Where does the string "from" appear? Copy every line of the entries below that holds it.

◆ **DATA FOR REVIEW**:
%%
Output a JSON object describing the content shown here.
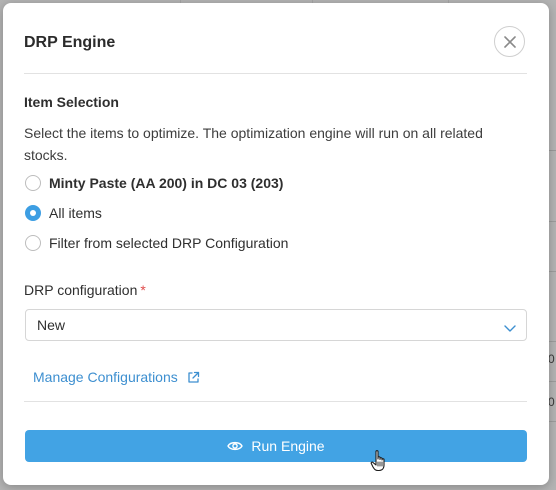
{
  "background": {
    "fragments": [
      "0",
      "0"
    ]
  },
  "dialog": {
    "title": "DRP Engine",
    "close_icon": "close-icon",
    "item_selection": {
      "heading": "Item Selection",
      "description": "Select the items to optimize. The optimization engine will run on all related stocks.",
      "options": [
        {
          "label": "Minty Paste (AA 200) in DC 03 (203)",
          "selected": false,
          "bold": true
        },
        {
          "label": "All items",
          "selected": true,
          "bold": false
        },
        {
          "label": "Filter from selected DRP Configuration",
          "selected": false,
          "bold": false
        }
      ]
    },
    "drp_configuration": {
      "label": "DRP configuration",
      "required_marker": "*",
      "value": "New",
      "chevron_icon": "chevron-down-icon"
    },
    "manage_link": {
      "label": "Manage Configurations",
      "icon": "external-link-icon"
    },
    "run_button": {
      "label": "Run Engine",
      "icon": "eye-icon"
    }
  },
  "colors": {
    "accent": "#42a3e4",
    "link": "#3d8fd0",
    "required": "#e04b4b",
    "backdrop": "#b4b4b4"
  }
}
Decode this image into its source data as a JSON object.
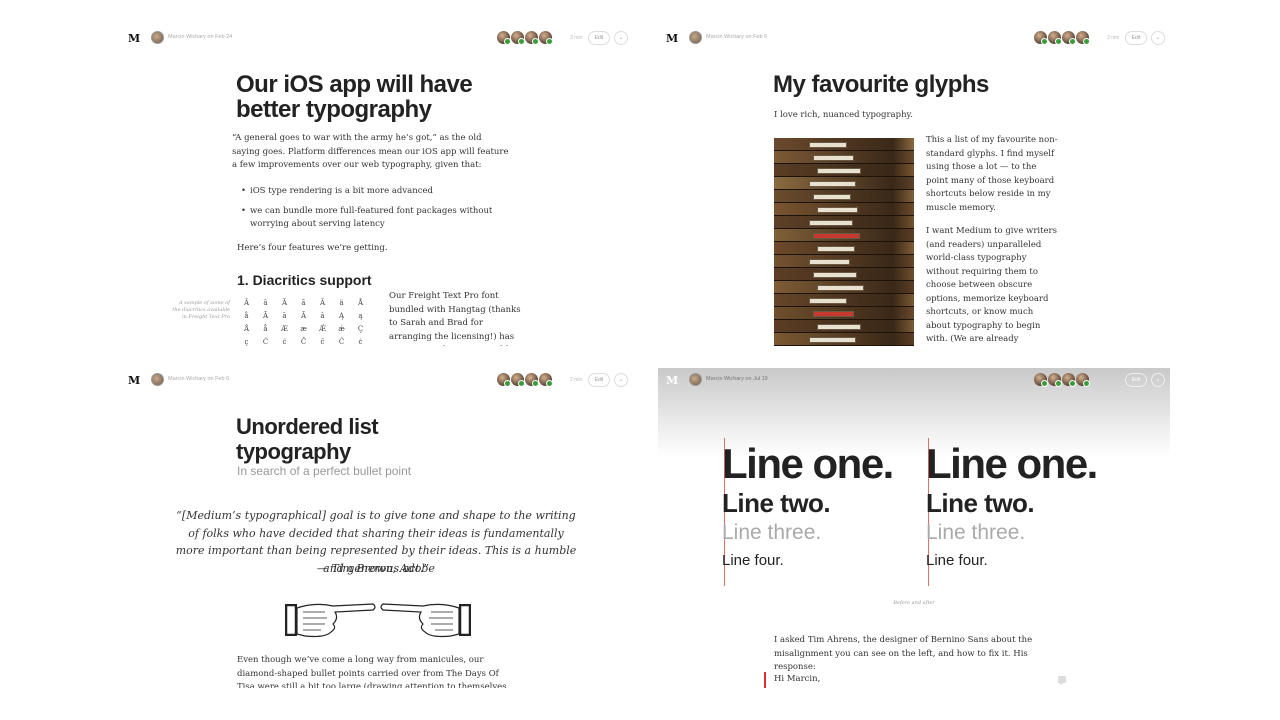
{
  "panels": [
    {
      "author_meta": "Marcin Wichary on Feb 24",
      "read_time": "3 min",
      "edit_label": "Edit",
      "title": "Our iOS app will have better typography",
      "intro": "“A general goes to war with the army he’s got,” as the old saying goes. Platform differences mean our iOS app will feature a few improvements over our web typography, given that:",
      "bullets": [
        "iOS type rendering is a bit more advanced",
        "we can bundle more full-featured font packages without worrying about serving latency"
      ],
      "after_bullets": "Here’s four features we’re getting.",
      "section_heading": "1. Diacritics support",
      "figure_caption": "A sample of some of the diacritics available in Freight Text Pro",
      "glyph_rows": [
        [
          "Â",
          "â",
          "Ã",
          "ã",
          "Ä",
          "ä",
          "Å"
        ],
        [
          "å",
          "Ā",
          "ā",
          "Ă",
          "ă",
          "Ą",
          "ą"
        ],
        [
          "Ǻ",
          "ǻ",
          "Æ",
          "æ",
          "Ǽ",
          "ǽ",
          "Ç"
        ],
        [
          "ç",
          "Ć",
          "ć",
          "Ĉ",
          "ĉ",
          "Ċ",
          "ċ"
        ]
      ],
      "side_text": "Our Freight Text Pro font bundled with Hangtag (thanks to Sarah and Brad for arranging the licensing!) has many more diacritics used by"
    },
    {
      "author_meta": "Marcin Wichary on Feb 6",
      "read_time": "3 min",
      "edit_label": "Edit",
      "title": "My favourite glyphs",
      "intro": "I love rich, nuanced typography.",
      "para1": "This a list of my favourite non-standard glyphs. I find myself using those a lot — to the point many of those keyboard shortcuts below reside in my muscle memory.",
      "para2": "I want Medium to give writers (and readers) unparalleled world-class typography without requiring them to choose between obscure options, memorize keyboard shortcuts, or know much about typography to begin with. (We are already incredibly clever about not allowing two spaces after a full"
    },
    {
      "author_meta": "Marcin Wichary on Feb 6",
      "read_time": "2 min",
      "edit_label": "Edit",
      "title": "Unordered list typography",
      "subtitle": "In search of a perfect bullet point",
      "quote": "“[Medium’s typographical] goal is to give tone and shape to the writing of folks who have decided that sharing their ideas is fundamentally more important than being represented by their ideas. This is a humble and generous act.”",
      "quote_attr": "— Tim Brown, Adobe",
      "body": "Even though we’ve come a long way from manicules, our diamond-shaped bullet points carried over from The Days Of Tisa were still a bit too large (drawing attention to themselves rather than content) and a bit too"
    },
    {
      "author_meta": "Marcin Wichary on Jul 19",
      "edit_label": "Edit",
      "line_one": "Line one.",
      "line_two": "Line two.",
      "line_three": "Line three.",
      "line_four": "Line four.",
      "figure_caption": "Before and after",
      "body": "I asked Tim Ahrens, the designer of Bernino Sans about the misalignment you can see on the left, and how to fix it. His response:",
      "blockquote_start": "Hi Marcin,"
    }
  ],
  "colors": {
    "recommend_badge": "#3a9d3a",
    "accent_red": "#d33333",
    "text": "#333333",
    "muted": "#999999"
  },
  "icons": {
    "logo": "medium-m-logo",
    "menu": "chevron-down-icon",
    "comment": "comment-icon"
  }
}
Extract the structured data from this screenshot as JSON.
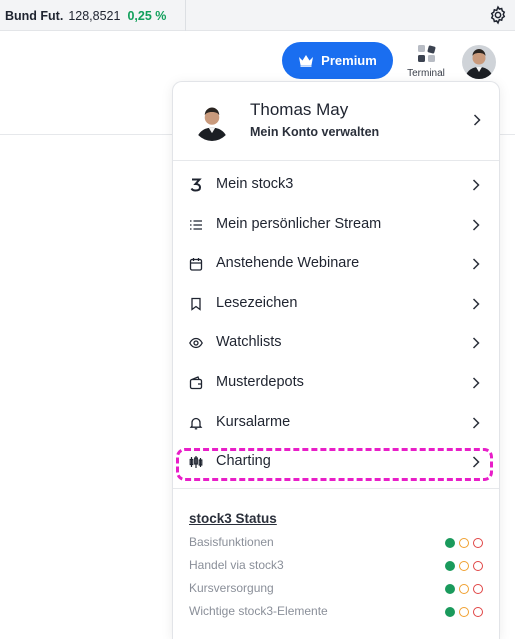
{
  "ticker": {
    "name": "Bund Fut.",
    "value": "128,8521",
    "change": "0,25 %"
  },
  "header": {
    "premium_label": "Premium",
    "terminal_label": "Terminal"
  },
  "profile": {
    "name": "Thomas May",
    "subtitle": "Mein Konto verwalten"
  },
  "menu": {
    "items": [
      {
        "label": "Mein stock3",
        "icon": "stock3-logo-icon"
      },
      {
        "label": "Mein persönlicher Stream",
        "icon": "list-icon"
      },
      {
        "label": "Anstehende Webinare",
        "icon": "calendar-icon"
      },
      {
        "label": "Lesezeichen",
        "icon": "bookmark-icon"
      },
      {
        "label": "Watchlists",
        "icon": "eye-icon"
      },
      {
        "label": "Musterdepots",
        "icon": "wallet-icon"
      },
      {
        "label": "Kursalarme",
        "icon": "bell-icon"
      },
      {
        "label": "Charting",
        "icon": "candlestick-icon"
      }
    ]
  },
  "status": {
    "title": "stock3 Status",
    "rows": [
      {
        "label": "Basisfunktionen"
      },
      {
        "label": "Handel via stock3"
      },
      {
        "label": "Kursversorgung"
      },
      {
        "label": "Wichtige stock3-Elemente"
      }
    ]
  },
  "colors": {
    "accent": "#1a6ef0",
    "positive": "#12a05c",
    "highlight": "#e81ec8",
    "status_ok": "#1a9a5c",
    "status_warn": "#f0a030",
    "status_error": "#e04545"
  }
}
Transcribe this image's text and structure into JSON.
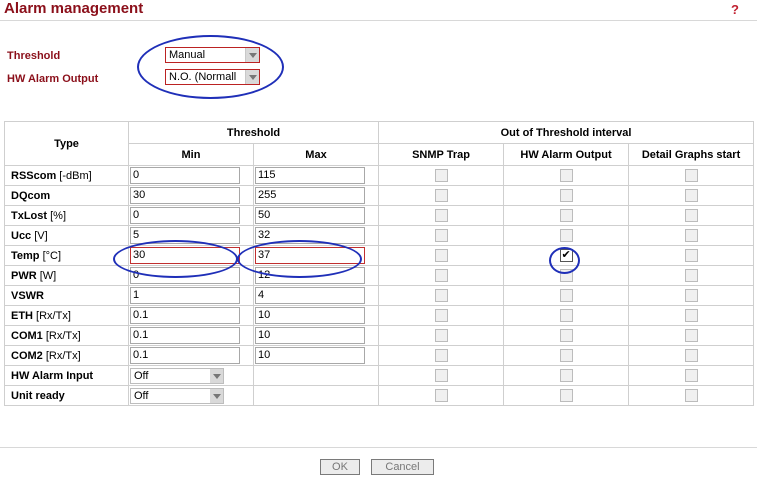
{
  "header": {
    "title": "Alarm management",
    "help": "?"
  },
  "settings": {
    "threshold": {
      "label": "Threshold",
      "value": "Manual"
    },
    "hw_alarm_output": {
      "label": "HW Alarm Output",
      "value": "N.O. (Normall"
    }
  },
  "table": {
    "headers": {
      "type": "Type",
      "threshold": "Threshold",
      "out_of_threshold": "Out of Threshold interval",
      "min": "Min",
      "max": "Max",
      "snmp_trap": "SNMP Trap",
      "hw_alarm_output": "HW Alarm Output",
      "detail_graphs": "Detail Graphs start"
    },
    "rows": [
      {
        "name": "RSScom",
        "unit": " [-dBm]",
        "min": "0",
        "max": "115",
        "hw": false
      },
      {
        "name": "DQcom",
        "unit": "",
        "min": "30",
        "max": "255",
        "hw": false
      },
      {
        "name": "TxLost",
        "unit": " [%]",
        "min": "0",
        "max": "50",
        "hw": false
      },
      {
        "name": "Ucc",
        "unit": " [V]",
        "min": "5",
        "max": "32",
        "hw": false
      },
      {
        "name": "Temp",
        "unit": " [°C]",
        "min": "30",
        "max": "37",
        "hw": true
      },
      {
        "name": "PWR",
        "unit": " [W]",
        "min": "0",
        "max": "12",
        "hw": false
      },
      {
        "name": "VSWR",
        "unit": "",
        "min": "1",
        "max": "4",
        "hw": false
      },
      {
        "name": "ETH",
        "unit": " [Rx/Tx]",
        "min": "0.1",
        "max": "10",
        "hw": false
      },
      {
        "name": "COM1",
        "unit": " [Rx/Tx]",
        "min": "0.1",
        "max": "10",
        "hw": false
      },
      {
        "name": "COM2",
        "unit": " [Rx/Tx]",
        "min": "0.1",
        "max": "10",
        "hw": false
      }
    ],
    "select_rows": [
      {
        "name": "HW Alarm Input",
        "value": "Off"
      },
      {
        "name": "Unit ready",
        "value": "Off"
      }
    ]
  },
  "buttons": {
    "ok": "OK",
    "cancel": "Cancel"
  },
  "colors": {
    "title": "#8b0f1a",
    "annotation": "#1f2fb8",
    "highlight_border": "#c03030"
  }
}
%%
◆ **RESPONSE**:
          "label": "Filter from selected DRP Configuration",
      "body": "Even though we’ve come a long way from manicules, our diamond-shaped bullet points carried over from The Days Of Tisa were still a bit too large (drawing attention to themselves rather than content) and a bit too"
Extract the structured data from this screenshot as JSON.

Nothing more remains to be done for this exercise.